**EXERCISE GOAL**
A single number is the answer: the count of lines in the records that hold the word "icon".

**Page and application data records**
- - -
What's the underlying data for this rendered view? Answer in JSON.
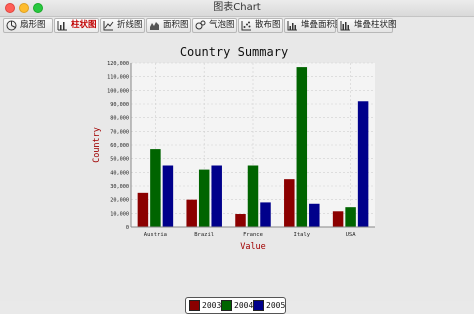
{
  "window": {
    "title": "图表Chart"
  },
  "tabs": [
    {
      "label": "扇形图",
      "icon": "pie-chart-icon",
      "active": false
    },
    {
      "label": "柱状图",
      "icon": "bar-chart-icon",
      "active": true
    },
    {
      "label": "折线图",
      "icon": "line-chart-icon",
      "active": false
    },
    {
      "label": "面积图",
      "icon": "area-chart-icon",
      "active": false
    },
    {
      "label": "气泡图",
      "icon": "bubble-chart-icon",
      "active": false
    },
    {
      "label": "散布图",
      "icon": "scatter-chart-icon",
      "active": false
    },
    {
      "label": "堆叠面积图",
      "icon": "stacked-area-chart-icon",
      "active": false
    },
    {
      "label": "堆叠柱状图",
      "icon": "stacked-bar-chart-icon",
      "active": false
    }
  ],
  "colors": {
    "title_label": "#a00000",
    "series": [
      "#8b0000",
      "#006400",
      "#00008b"
    ],
    "plot_bg": "#f4f4f4",
    "grid": "#cfcfcf"
  },
  "chart_data": {
    "type": "bar",
    "title": "Country Summary",
    "xlabel": "Value",
    "ylabel": "Country",
    "categories": [
      "Austria",
      "Brazil",
      "France",
      "Italy",
      "USA"
    ],
    "series": [
      {
        "name": "2003",
        "values": [
          25000,
          20000,
          9500,
          35000,
          11500
        ]
      },
      {
        "name": "2004",
        "values": [
          57000,
          42000,
          45000,
          117000,
          14500
        ]
      },
      {
        "name": "2005",
        "values": [
          45000,
          45000,
          18000,
          17000,
          92000
        ]
      }
    ],
    "ylim": [
      0,
      120000
    ],
    "yticks": [
      "0",
      "10,000",
      "20,000",
      "30,000",
      "40,000",
      "50,000",
      "60,000",
      "70,000",
      "80,000",
      "90,000",
      "100,000",
      "110,000",
      "120,000"
    ],
    "grid": true,
    "legend_position": "bottom"
  }
}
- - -
**PROBLEM SOLUTION**
8